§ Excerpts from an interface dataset
++++++++

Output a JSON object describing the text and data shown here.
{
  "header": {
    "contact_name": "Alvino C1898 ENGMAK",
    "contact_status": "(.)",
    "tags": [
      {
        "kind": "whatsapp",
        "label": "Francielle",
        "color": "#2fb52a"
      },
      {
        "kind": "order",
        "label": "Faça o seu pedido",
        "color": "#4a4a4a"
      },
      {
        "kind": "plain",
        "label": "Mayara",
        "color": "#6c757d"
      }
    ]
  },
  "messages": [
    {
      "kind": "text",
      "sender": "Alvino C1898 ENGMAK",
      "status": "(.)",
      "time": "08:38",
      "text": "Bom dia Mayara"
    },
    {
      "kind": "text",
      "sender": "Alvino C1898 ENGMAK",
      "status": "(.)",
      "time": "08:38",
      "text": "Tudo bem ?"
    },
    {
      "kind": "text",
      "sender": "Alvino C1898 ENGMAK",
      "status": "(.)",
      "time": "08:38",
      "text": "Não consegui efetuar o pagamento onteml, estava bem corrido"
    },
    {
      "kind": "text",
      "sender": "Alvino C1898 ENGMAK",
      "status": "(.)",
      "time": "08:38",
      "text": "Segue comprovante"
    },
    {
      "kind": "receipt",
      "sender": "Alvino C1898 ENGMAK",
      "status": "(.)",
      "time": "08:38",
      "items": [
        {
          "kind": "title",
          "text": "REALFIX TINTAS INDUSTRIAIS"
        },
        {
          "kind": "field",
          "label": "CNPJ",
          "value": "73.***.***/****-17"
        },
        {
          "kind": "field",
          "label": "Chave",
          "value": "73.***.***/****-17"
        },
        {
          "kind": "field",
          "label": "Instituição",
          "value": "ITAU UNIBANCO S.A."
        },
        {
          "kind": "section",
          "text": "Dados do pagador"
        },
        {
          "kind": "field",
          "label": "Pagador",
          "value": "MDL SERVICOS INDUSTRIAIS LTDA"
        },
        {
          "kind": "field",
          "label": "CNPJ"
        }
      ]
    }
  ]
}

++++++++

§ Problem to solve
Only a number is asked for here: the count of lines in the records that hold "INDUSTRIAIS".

§ Expected output
2